= EXERCISE =
Report each line of the entries that includes "mnemonic" by copying it.

App and web page records
==*==

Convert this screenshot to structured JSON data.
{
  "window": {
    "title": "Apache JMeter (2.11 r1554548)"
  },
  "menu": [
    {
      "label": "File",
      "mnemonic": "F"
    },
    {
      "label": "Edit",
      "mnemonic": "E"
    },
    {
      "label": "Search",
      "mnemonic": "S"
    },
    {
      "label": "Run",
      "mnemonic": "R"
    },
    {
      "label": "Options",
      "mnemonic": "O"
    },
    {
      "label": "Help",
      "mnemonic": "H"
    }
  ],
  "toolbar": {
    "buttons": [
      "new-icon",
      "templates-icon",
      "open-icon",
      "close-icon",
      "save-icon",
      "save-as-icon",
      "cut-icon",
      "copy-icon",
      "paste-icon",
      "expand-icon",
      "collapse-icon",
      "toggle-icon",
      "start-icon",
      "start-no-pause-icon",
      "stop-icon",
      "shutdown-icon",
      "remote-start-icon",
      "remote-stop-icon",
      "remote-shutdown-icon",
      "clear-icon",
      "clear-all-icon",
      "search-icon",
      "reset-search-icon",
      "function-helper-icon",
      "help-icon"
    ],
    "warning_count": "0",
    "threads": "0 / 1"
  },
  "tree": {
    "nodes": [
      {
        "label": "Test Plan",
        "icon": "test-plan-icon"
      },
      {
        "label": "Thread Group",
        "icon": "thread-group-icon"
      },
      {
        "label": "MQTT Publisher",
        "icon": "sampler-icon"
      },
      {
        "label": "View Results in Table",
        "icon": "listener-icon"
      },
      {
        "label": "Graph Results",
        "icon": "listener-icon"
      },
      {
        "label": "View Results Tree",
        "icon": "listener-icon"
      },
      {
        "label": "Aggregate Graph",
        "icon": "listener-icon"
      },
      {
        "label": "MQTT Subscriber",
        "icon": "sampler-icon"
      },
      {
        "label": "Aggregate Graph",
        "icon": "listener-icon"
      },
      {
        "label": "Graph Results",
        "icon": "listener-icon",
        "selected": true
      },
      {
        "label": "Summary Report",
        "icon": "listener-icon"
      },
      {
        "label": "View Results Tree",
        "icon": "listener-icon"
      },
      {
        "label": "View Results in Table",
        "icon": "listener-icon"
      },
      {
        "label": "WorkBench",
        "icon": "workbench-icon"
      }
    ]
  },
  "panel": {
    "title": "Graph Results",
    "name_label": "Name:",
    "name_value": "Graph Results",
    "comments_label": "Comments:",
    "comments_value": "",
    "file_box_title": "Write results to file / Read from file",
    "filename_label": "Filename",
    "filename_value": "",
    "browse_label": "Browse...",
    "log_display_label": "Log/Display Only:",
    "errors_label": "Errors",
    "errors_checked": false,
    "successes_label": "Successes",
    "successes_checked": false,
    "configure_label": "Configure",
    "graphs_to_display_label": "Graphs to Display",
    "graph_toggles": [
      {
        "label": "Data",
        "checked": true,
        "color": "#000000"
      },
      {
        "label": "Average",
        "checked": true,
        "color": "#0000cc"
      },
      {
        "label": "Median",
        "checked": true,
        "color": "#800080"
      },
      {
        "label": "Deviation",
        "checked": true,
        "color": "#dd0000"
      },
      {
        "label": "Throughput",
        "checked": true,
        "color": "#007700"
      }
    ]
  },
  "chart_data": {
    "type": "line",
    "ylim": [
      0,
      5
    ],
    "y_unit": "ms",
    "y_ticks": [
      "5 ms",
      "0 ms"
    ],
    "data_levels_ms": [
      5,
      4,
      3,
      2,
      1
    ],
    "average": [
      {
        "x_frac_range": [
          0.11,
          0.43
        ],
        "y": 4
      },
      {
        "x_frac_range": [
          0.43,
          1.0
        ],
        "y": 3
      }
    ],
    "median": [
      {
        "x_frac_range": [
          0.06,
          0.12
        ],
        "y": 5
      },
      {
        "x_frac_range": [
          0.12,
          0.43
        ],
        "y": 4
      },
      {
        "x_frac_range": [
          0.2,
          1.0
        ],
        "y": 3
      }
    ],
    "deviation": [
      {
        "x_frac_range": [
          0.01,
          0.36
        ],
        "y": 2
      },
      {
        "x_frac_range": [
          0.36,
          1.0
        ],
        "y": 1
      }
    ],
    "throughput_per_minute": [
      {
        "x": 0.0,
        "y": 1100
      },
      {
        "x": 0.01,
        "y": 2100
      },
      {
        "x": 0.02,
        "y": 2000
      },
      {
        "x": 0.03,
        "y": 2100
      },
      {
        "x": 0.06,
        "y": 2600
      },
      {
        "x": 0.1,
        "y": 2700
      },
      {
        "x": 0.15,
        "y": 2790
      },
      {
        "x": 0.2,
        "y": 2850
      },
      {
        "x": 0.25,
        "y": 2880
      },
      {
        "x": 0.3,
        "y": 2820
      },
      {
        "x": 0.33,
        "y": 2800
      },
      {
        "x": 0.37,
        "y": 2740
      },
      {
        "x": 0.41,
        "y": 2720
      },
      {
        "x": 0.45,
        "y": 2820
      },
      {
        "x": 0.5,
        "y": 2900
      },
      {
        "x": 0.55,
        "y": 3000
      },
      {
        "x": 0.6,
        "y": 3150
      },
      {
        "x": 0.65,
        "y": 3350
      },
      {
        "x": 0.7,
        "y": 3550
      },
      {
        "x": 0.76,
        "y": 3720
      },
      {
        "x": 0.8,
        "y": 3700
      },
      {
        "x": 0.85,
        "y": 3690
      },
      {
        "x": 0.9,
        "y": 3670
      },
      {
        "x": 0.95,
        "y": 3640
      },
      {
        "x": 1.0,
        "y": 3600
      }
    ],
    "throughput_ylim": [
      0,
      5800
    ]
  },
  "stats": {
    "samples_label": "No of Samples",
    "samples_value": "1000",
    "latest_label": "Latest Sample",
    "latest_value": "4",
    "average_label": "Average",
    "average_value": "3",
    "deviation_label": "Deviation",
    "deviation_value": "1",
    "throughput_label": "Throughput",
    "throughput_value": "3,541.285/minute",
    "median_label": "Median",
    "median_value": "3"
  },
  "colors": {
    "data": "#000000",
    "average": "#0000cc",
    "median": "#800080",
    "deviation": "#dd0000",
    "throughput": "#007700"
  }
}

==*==

= ANSWER SPACE =
      "mnemonic": "F"
      "mnemonic": "E"
      "mnemonic": "S"
      "mnemonic": "R"
      "mnemonic": "O"
      "mnemonic": "H"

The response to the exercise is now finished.